▶ What you are asked to do
When a line in the listing below contains the word "data", return a copy of that line.

▶ Exercise input
-.-.-

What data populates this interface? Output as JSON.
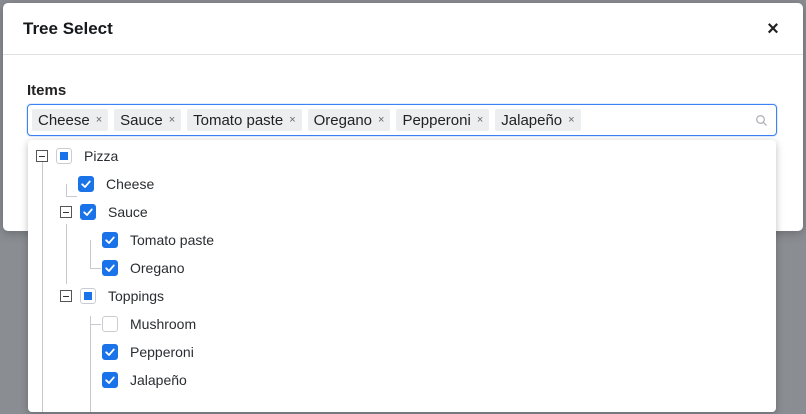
{
  "dialog": {
    "title": "Tree Select",
    "close_symbol": "×"
  },
  "field": {
    "label": "Items",
    "remove_symbol": "×"
  },
  "tags": [
    "Cheese",
    "Sauce",
    "Tomato paste",
    "Oregano",
    "Pepperoni",
    "Jalapeño"
  ],
  "tree": [
    {
      "label": "Pizza",
      "state": "partial",
      "expanded": true
    },
    {
      "label": "Cheese",
      "state": "checked"
    },
    {
      "label": "Sauce",
      "state": "checked",
      "expanded": true
    },
    {
      "label": "Tomato paste",
      "state": "checked"
    },
    {
      "label": "Oregano",
      "state": "checked"
    },
    {
      "label": "Toppings",
      "state": "partial",
      "expanded": true
    },
    {
      "label": "Mushroom",
      "state": "unchecked"
    },
    {
      "label": "Pepperoni",
      "state": "checked"
    },
    {
      "label": "Jalapeño",
      "state": "checked"
    }
  ],
  "colors": {
    "accent": "#1a73e8",
    "focus_border": "#3b82f6"
  }
}
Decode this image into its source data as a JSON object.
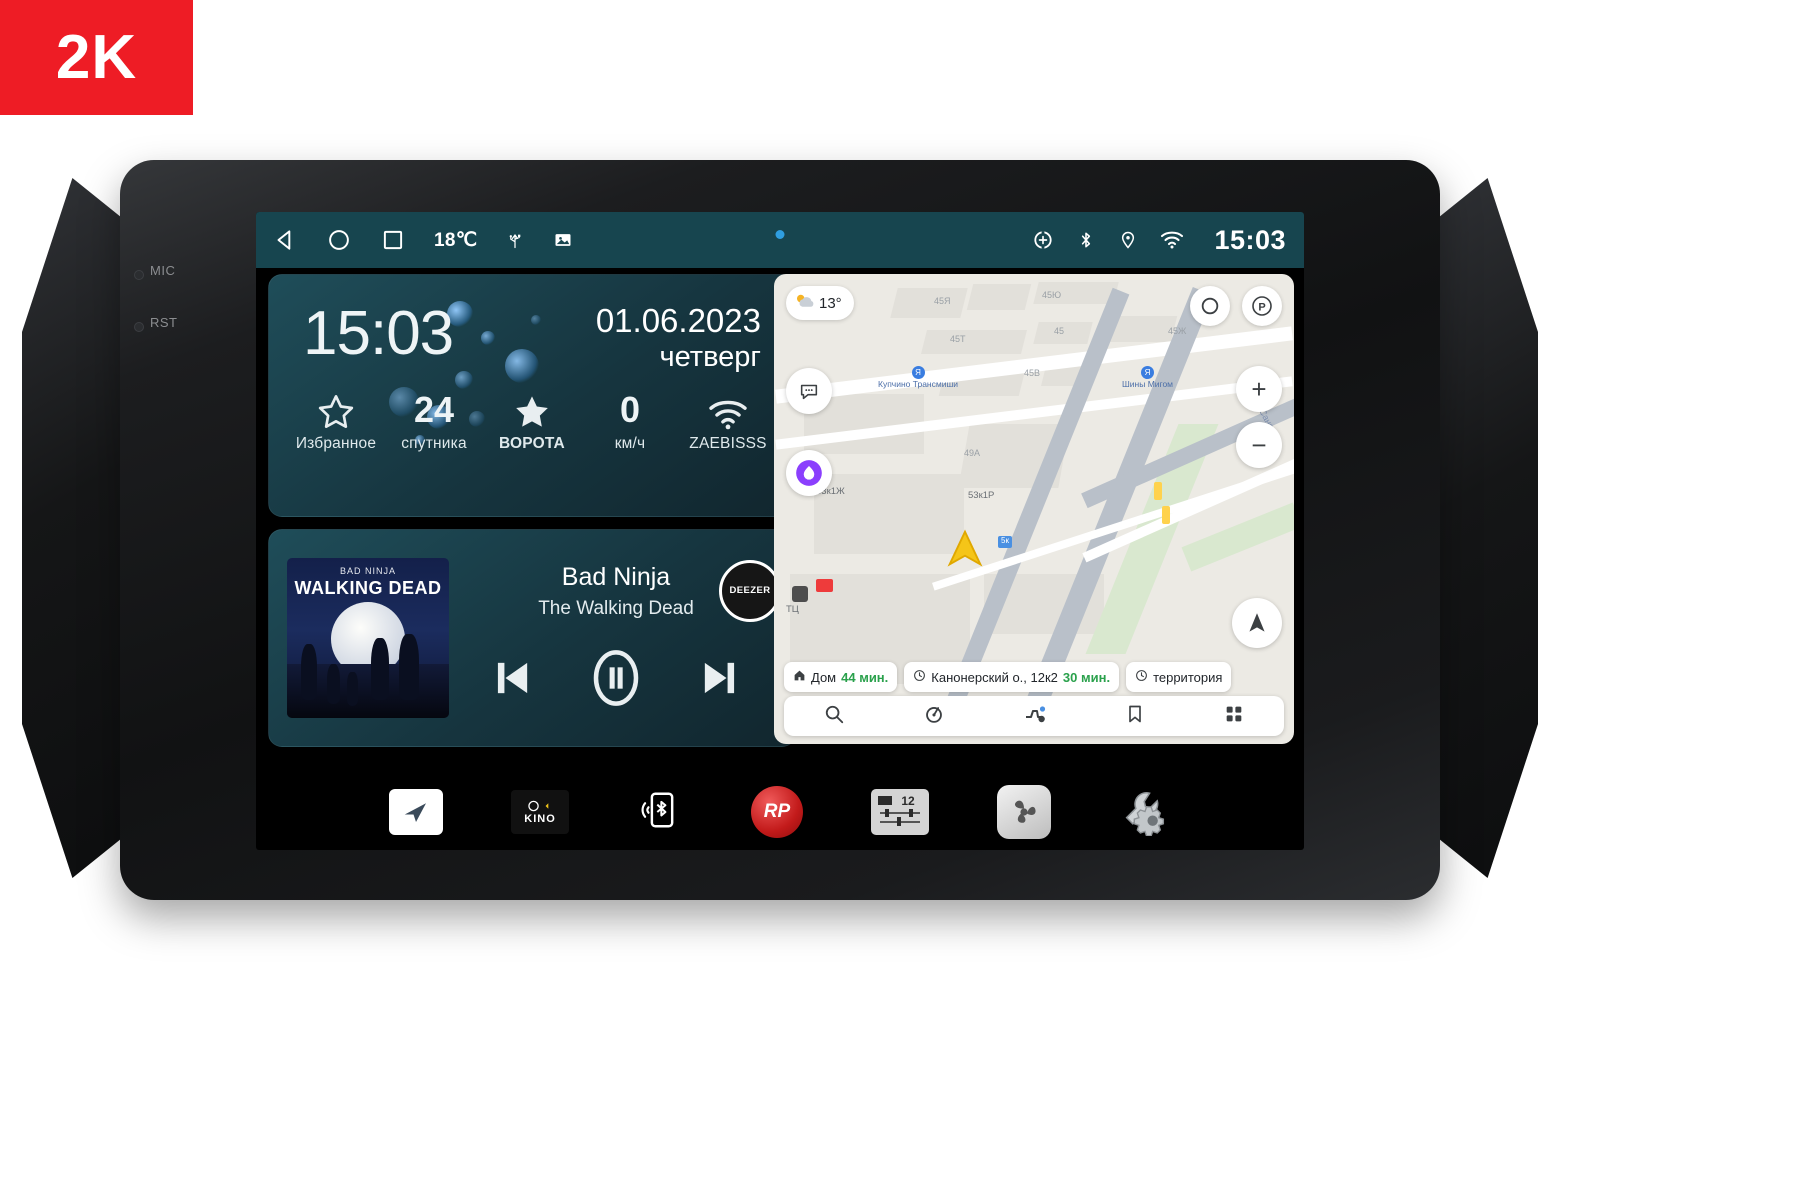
{
  "badge": {
    "label": "2K"
  },
  "device": {
    "left_leds": [
      {
        "name": "MIC",
        "label": "MIC"
      },
      {
        "name": "RST",
        "label": "RST"
      }
    ]
  },
  "statusbar": {
    "nav": [
      {
        "icon": "back-icon",
        "name": "back"
      },
      {
        "icon": "home-circle-icon",
        "name": "home"
      },
      {
        "icon": "recents-square-icon",
        "name": "recents"
      }
    ],
    "temperature": "18℃",
    "icons_left": [
      "usb-icon",
      "screenshot-icon"
    ],
    "icons_right": [
      "gps-target-icon",
      "bluetooth-icon",
      "location-pin-icon",
      "wifi-icon"
    ],
    "clock": "15:03"
  },
  "clock_widget": {
    "time": "15:03",
    "date": "01.06.2023",
    "weekday": "четверг",
    "stats": [
      {
        "icon": "star-outline-icon",
        "value": "",
        "label": "Избранное"
      },
      {
        "icon": "",
        "value": "24",
        "label": "спутника"
      },
      {
        "icon": "star-filled-icon",
        "value": "",
        "label": "ВОРОТА"
      },
      {
        "icon": "",
        "value": "0",
        "label": "км/ч"
      },
      {
        "icon": "wifi-icon",
        "value": "",
        "label": "ZAEBISSS"
      }
    ]
  },
  "media": {
    "album_title_small": "BAD NINJA",
    "album_title_big": "WALKING DEAD",
    "track": "Bad Ninja",
    "artist": "The Walking Dead",
    "source_badge": "DEEZER",
    "controls": [
      {
        "name": "previous-button",
        "icon": "skip-previous-icon"
      },
      {
        "name": "pause-button",
        "icon": "pause-icon"
      },
      {
        "name": "next-button",
        "icon": "skip-next-icon"
      }
    ]
  },
  "map": {
    "weather": {
      "icon": "sun-cloud-icon",
      "temp": "13°"
    },
    "buttons": {
      "chat": "chat-bubble-icon",
      "assistant": "alice-assistant-icon",
      "layers": "layers-icon",
      "parking": "P",
      "zoom_in": "+",
      "zoom_out": "−",
      "compass": "navigation-arrow-icon"
    },
    "labels": [
      "45Я",
      "45Ю",
      "45Т",
      "45",
      "45Ж",
      "45В",
      "49А",
      "53к1Ж",
      "53к1Р",
      "ТЦ",
      "Сано"
    ],
    "pois": [
      {
        "name": "Купчино Трансмиши"
      },
      {
        "name": "Шины Мигом"
      }
    ],
    "route_chips": [
      {
        "icon": "home-icon",
        "label": "Дом",
        "time": "44 мин.",
        "color": "green"
      },
      {
        "icon": "clock-icon",
        "label": "Канонерский о., 12к2",
        "time": "30 мин.",
        "color": "green"
      },
      {
        "icon": "clock-icon",
        "label": "территория",
        "time": "",
        "color": "green"
      }
    ],
    "toolbar": [
      {
        "name": "search-icon"
      },
      {
        "name": "navigator-icon"
      },
      {
        "name": "traffic-icon"
      },
      {
        "name": "bookmark-icon"
      },
      {
        "name": "grid-menu-icon"
      }
    ]
  },
  "dock": [
    {
      "name": "navigation-app",
      "icon": "paper-plane-icon",
      "label": ""
    },
    {
      "name": "kino-app",
      "icon": "kino-icon",
      "label": "KINO"
    },
    {
      "name": "bluetooth-phone-app",
      "icon": "phone-bluetooth-icon",
      "label": ""
    },
    {
      "name": "radio-app",
      "icon": "rp-icon",
      "label": "RP"
    },
    {
      "name": "equalizer-app",
      "icon": "equalizer-icon",
      "label": "12"
    },
    {
      "name": "climate-app",
      "icon": "fan-icon",
      "label": ""
    },
    {
      "name": "settings-app",
      "icon": "wrench-gear-icon",
      "label": ""
    }
  ]
}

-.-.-

▶ Answer box
What data populates this interface? Output as JSON.
Decode this image into its source data as a JSON object.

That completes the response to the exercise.